considered an untouchable. Dalits are considered lower than domestic
animals. Karma does not apply to them, so there is no hope for changing
their caste or status.
Hinduism began in the Indus River Valley of India around 1500 BCE Its origin is not tied to a specific person or event.
The place for public worship is the
Many Hindus set up a shrine in their
home where family members worship.
Place of Worship
Branches of Hinduism
There are two primary branches of Hinduism:
Shivaism, where Shiva is worshipped as the supreme deity.
Vaishnavaism, where Vishnu is worshipped as the supreme deity.
There is no central leader or headquarters of
Hindu Festivals and Holidays
Divali – The festival of lights, which celebrates
the New Year. Divali takes place in October or November.
Ganesh Chaturthi – A monthly and annual festival
that celebrates the birth of
Ganesh, a god with the head of an elephant. Ganesh is considered the bringer of good luck and the remover of

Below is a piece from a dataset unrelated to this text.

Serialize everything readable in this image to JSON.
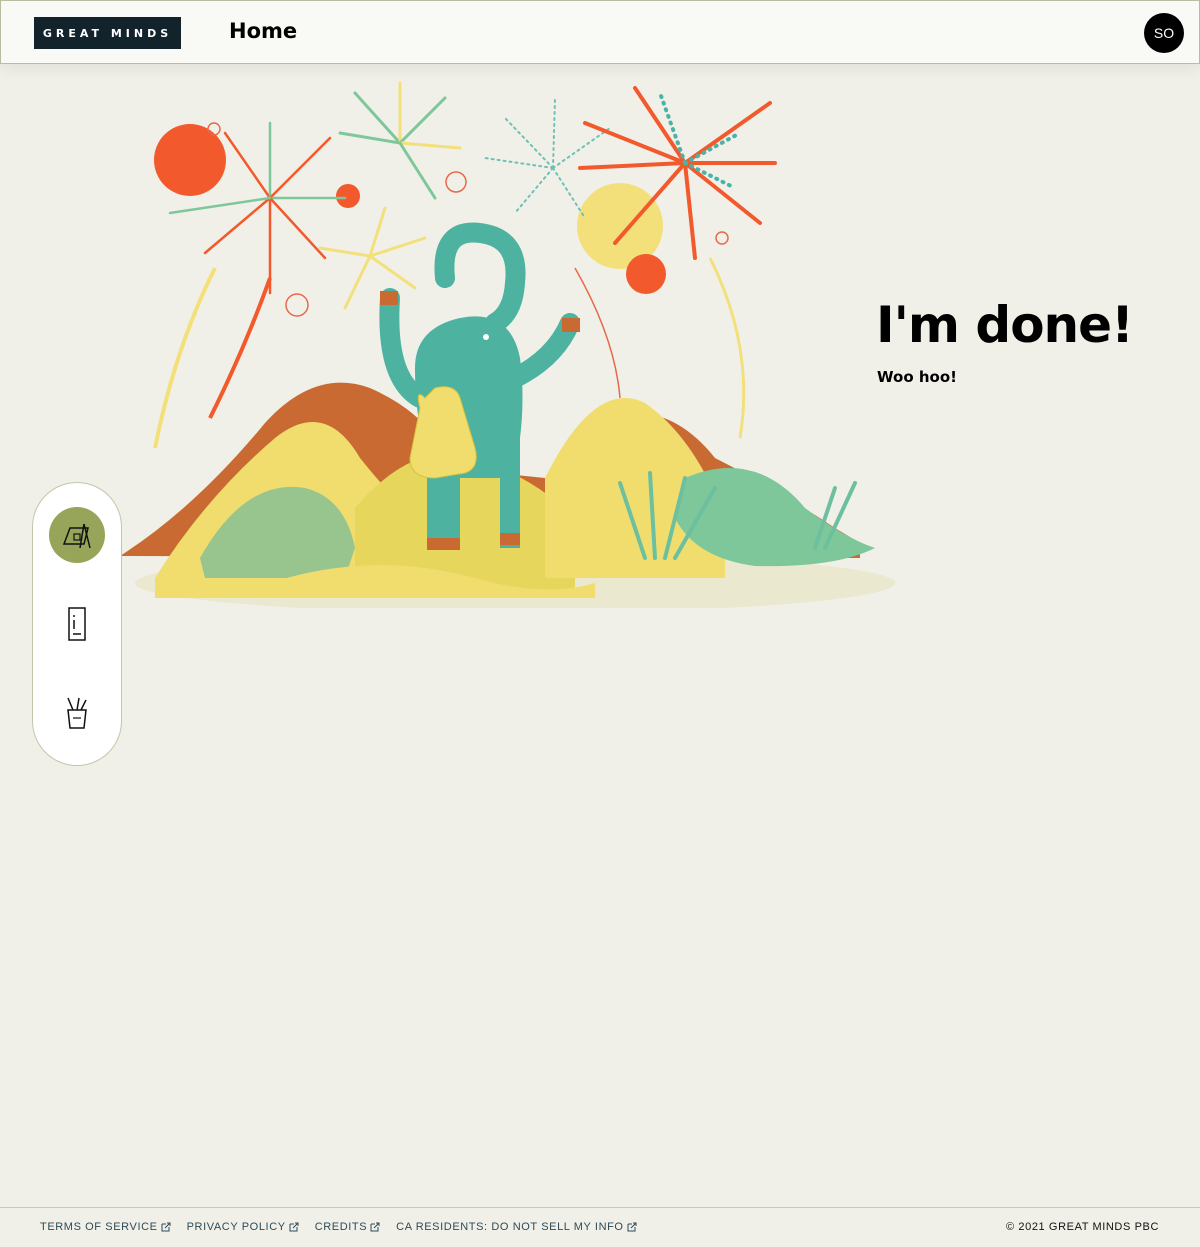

Holi – A
celebration of the return of spring.
Avatar – The human form of a god. For example,
Krishna is an avatar of the god Vishnu.
Bindi – A dot on the forehead of Hindu women, which
serves as a symbol of respect toward the Hindu gods.
Dharma – Moral duty.
Ganges River – A large river in India that is
considered sacred. Hindus believe that bathing in the Ganges washes
Krishna – The avatar of the god Vishnu.
Moksha – Release from the cycle of rebirth. The
highest goal to be attained in Hinduism.
Sacred Cow –
"In Hinduism, the cow
(Sanskrit: go) is revered
as the source of food and symbol of life and may never be killed. Hindus
do not worship the cow, however, and cows do not have especially charmed
lives in India. It is more accurate to say the cow is taboo in Hinduism,
rather than sacred…Verses of the Rigveda
refer to the cow as Devi (goddess), identified with Aditi (mother of the
gods) herself…By the early centuries AD, the
cow was designated as the appropriate gift to the Brahmans (high-caste
priests) and it was soon said that to kill a cow is equal to killing a
Brahman…The cow remains a protected animal in Hinduism today and Hindus
do not eat beef."5
Samsara – The cycle of rebirth.
Sanskrit – The language of the Aryans and the
language in which of the Vedas were written.
Also referred to as "widow-burning". Sati is a traditional Hindu
practice whereby a woman burns herself on the funeral pyre of her
1Ontario Consultants on Religious Tolerance, http://www.religioustolerance.org/hinduism2.htm:, 2008.
2Wangu, Madha Bazaz. Hinduism - World Religions, 1996, Facts on File, New York, p. 38.
3Knott, Kim. Hinduism – A very short introduction. 1998, Oxford University Press, New York, p. 16.
4Ibid, p. 17.
5Anonymous. "The Cow in Hinduism." ReligionFacts. 8 February 2007. [from "Hinduism"] Accessed 1 January 2009,
<http://www.religionfacts.com/ hinduism/things/cow.htm >.